There was a time when the forest was called “the poor man’s coat”. It protected against the storms, it was used to build houses and it gave wood for the fire. The author Vilhelm Moberg has painted a picture of his native home through The Emigrants’ main characters Karl-Oskar and Kristina, describing how they and many other poor crofters in the 19th century emigrated to America from their wooded districts which we today call Vilhelm Moberg’s Emigrant District. We invite you to wander through beautiful forests, along lakes and brooks, and to experience the exciting emigrant era and the villages and farms which have become part of world literature: Ljuder, Moshult, Långasjö, Duvemåla, Linneryd...

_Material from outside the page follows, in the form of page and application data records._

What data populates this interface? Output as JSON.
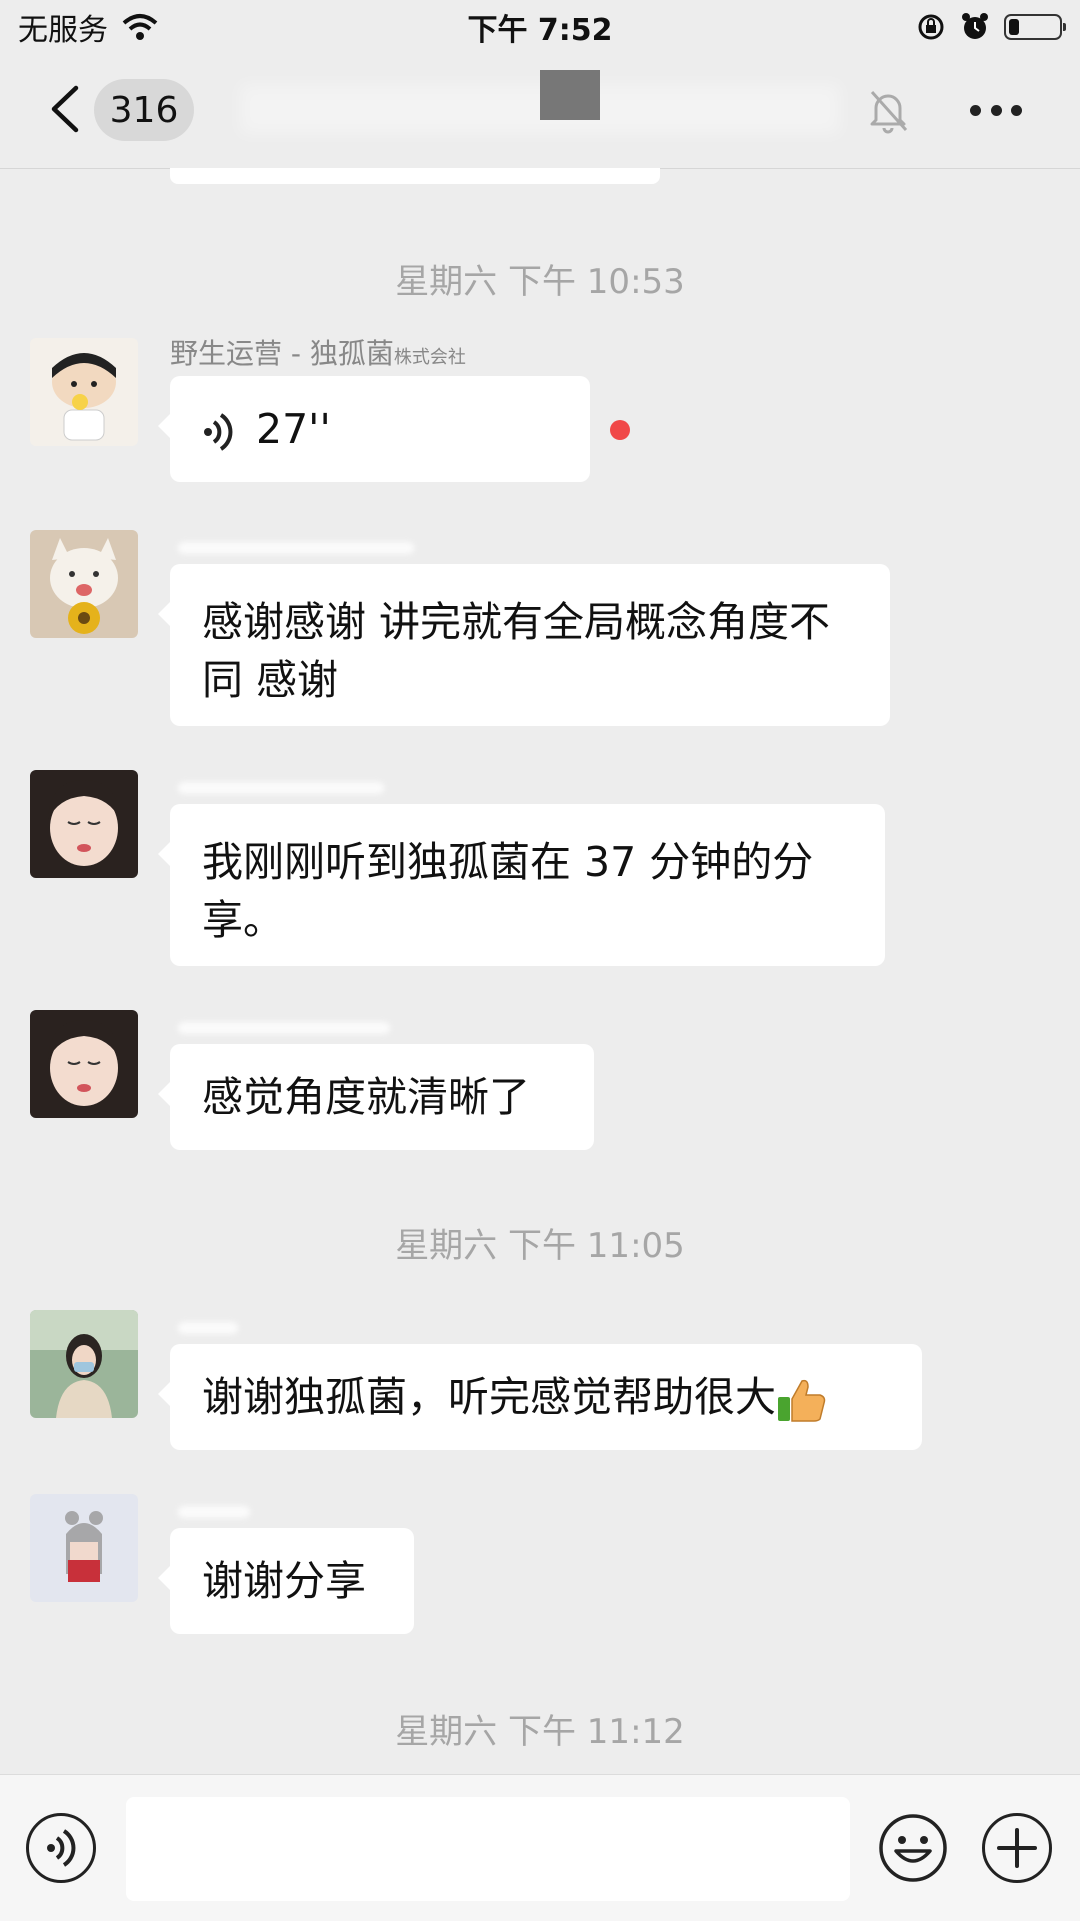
{
  "status_bar": {
    "carrier": "无服务",
    "time": "下午 7:52",
    "icons": [
      "wifi-icon",
      "orientation-lock-icon",
      "alarm-icon",
      "battery-icon"
    ]
  },
  "nav": {
    "unread_count": "316",
    "icons": [
      "back-icon",
      "mute-icon",
      "more-icon"
    ]
  },
  "messages": [
    {
      "type": "timestamp",
      "text": "星期六 下午 10:53"
    },
    {
      "type": "voice",
      "sender": "野生运营 - 独孤菌",
      "sender_tag": "株式会社",
      "duration": "27''",
      "unread": true
    },
    {
      "type": "text",
      "text": "感谢感谢  讲完就有全局概念角度不同 感谢"
    },
    {
      "type": "text",
      "text": "我刚刚听到独孤菌在 37 分钟的分享。"
    },
    {
      "type": "text",
      "text": "感觉角度就清晰了"
    },
    {
      "type": "timestamp",
      "text": "星期六 下午 11:05"
    },
    {
      "type": "text",
      "text": "谢谢独孤菌，听完感觉帮助很大",
      "emoji": "thumbs-up-icon"
    },
    {
      "type": "text",
      "text": "谢谢分享"
    },
    {
      "type": "timestamp",
      "text": "星期六 下午 11:12"
    }
  ],
  "input_bar": {
    "placeholder": "",
    "icons": [
      "voice-input-icon",
      "emoji-icon",
      "plus-icon"
    ]
  },
  "colors": {
    "background": "#ededed",
    "bubble": "#ffffff",
    "unread_dot": "#f04848",
    "timestamp": "#a6a6a6"
  }
}
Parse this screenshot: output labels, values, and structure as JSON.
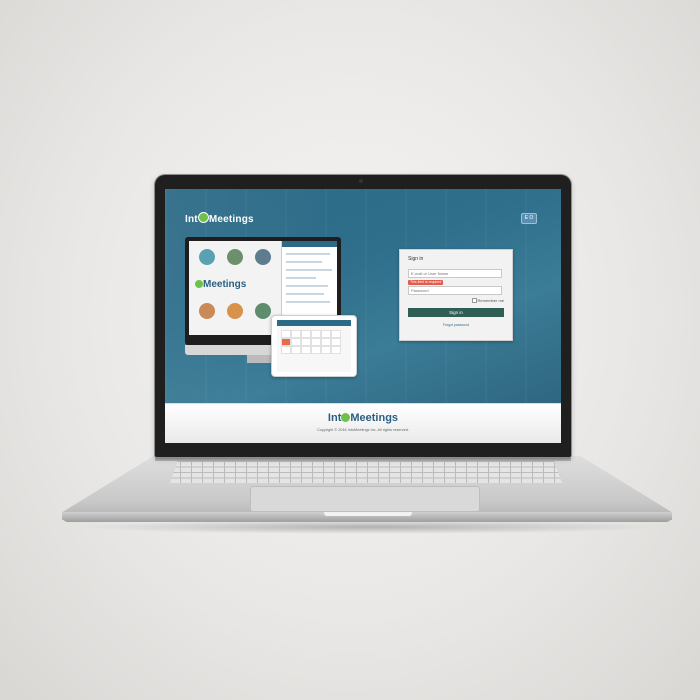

When you enter these forests it seems as if time has stood still, for a long, long time. However, a forest is very much a living environment. Vegetation lives and dies, falls to the ground and decays, and grows again in a continuous cycle. This is also the home of the animals. Enter the forest with respect, and tread carefully among trees, birds, mammals and all the other exciting small creatures that live there.

The storms Gudrun and Per

Hurricane Gudrun was an extreme storm which shook Southern Sweden on 5 January 2005. And on 14 January 2007 the area was hit again – a new hurricane, called Per, caused almost as much damage as Gudrun. 
Hurricane Per felled 12 million cubic metres of forest, compared to Gudrun’s 75 million cubic metres. Damages during both hurricanes were exacerbated by the fact that there was no ground frost. All this has of course had devastating consequences for local forestry.

The forest – a place of work

There is always some work going on somewhere in a forest. During your hike, you may come across a small stretch of the route which has been damaged by one of the heavy forestry machines - this may make it a little more difficult to pass a particular part of the route. We understand and accept this, and we hope you do too. Forestry is an important industry in Sweden.

Signposting along the route

For us who like to hike, wind-fallen trees have resulted in a lighter and more open landscape with more deciduous forest. These new trees, in the form of coppice shoots, grow very quickly (approx. 2 metres per year) – to the annoyance of those responsible for maintaining the route… It is a time-consuming task to keep the hiking trails and paths open, so please have some consideration for those who try to keep up with the ever-growing brushwood. And please make sure to follow the signs, particularly in windfall areas.

The Right of Public Access & duties

Nearly 95% of all forest in Sweden is privately owned, as is all agricultural land. Our trail crosses land which has been maintained by people for many generations and centuries. Sweden’s unique Right of Public Access gives us the opportunity to visit these areas. Please find more information via the link below.

Leave behind only thankfulness – and nothing else – and you are welcome in our forests!